Rules and regulations can change, sometimes very quickly, and those changes can have enormous impacts. For example, in Australia, the regulatory standard is known as AS1851, and it recently changed the inspection interval for fire tanks from every ten years to every year – a tenfold increase in required inspections! Given that Australia has approximately 20,000 water tanks, this is a massive increase in the inspection workload. Fortunately, the standard also permits the use of ROVs as an alternative to human divers for inspections, meaning that Australian tank inspection companies can now leverage their human divers with an ROV fleet. This will permit them to greatly increase the efficiency and decrease the cost of tank inspections. Aquabotix ROVs make an excellent addition to any tank inspection service, providing new capabilities, reducing the cost of existing capabilities, and increasing the reach and flexibility of human divers.
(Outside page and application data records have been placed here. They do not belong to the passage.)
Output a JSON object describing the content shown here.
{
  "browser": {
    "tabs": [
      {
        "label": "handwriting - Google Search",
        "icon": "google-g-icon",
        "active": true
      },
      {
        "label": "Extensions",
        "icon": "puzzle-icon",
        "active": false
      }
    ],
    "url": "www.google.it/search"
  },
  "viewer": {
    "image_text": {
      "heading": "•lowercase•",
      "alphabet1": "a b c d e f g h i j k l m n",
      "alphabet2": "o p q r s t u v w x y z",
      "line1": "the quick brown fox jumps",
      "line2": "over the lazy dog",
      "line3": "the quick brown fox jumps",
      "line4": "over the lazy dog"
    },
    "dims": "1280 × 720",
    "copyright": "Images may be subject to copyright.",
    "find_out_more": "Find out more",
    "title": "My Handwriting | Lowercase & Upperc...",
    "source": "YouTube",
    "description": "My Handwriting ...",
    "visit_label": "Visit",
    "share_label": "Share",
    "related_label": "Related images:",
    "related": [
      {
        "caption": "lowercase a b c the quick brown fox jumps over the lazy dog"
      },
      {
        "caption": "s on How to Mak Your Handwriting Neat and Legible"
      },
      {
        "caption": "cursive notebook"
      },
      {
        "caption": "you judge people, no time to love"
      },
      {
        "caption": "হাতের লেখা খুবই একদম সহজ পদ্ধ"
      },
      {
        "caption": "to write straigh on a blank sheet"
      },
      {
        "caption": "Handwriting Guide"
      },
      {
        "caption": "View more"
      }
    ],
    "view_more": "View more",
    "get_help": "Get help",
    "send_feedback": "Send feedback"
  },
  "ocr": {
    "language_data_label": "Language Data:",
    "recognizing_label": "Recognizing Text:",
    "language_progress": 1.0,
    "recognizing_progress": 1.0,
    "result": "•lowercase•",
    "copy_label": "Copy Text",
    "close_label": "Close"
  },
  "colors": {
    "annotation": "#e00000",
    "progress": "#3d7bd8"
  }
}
Check out the HydroView Pro inspecting a separation tank. The walls, pipes and sediment levels were observed. Pay close attention to the end of the video where the bottom skids of the HydroView were used to evaluate the depth of the sediment - just another example of an innovative way to use an ROV.
Thermal stratification in potable water storage tanks poses risks for system operators and their customers. Water treated with chlorine or chloramines generally remains stable for a few days. Thermal stratification can hamper passive mixing or cycling of the water resulting in the potential for limit aging or deterioration of the disinfectant chemicals. Drops in residual chlorine can lead to growth of bacteria often requiring the draining and flushing of the tank.
Thermal stratification can also promote the formation of nitrates and other disinfection byproducts, allow for the formation of ice endangering coatings and tank walls and allow headspace temperatures to rise above recommended levels.
The HydroView Pro 5MWI is equipped with depth and temperature sensors. Data from these sensors is recorded during tank inspections and downloaded following the inspection in an easy to read/report format. Additional water chemistry sensors are available and can be integrated with the vehicle and the data reporting module.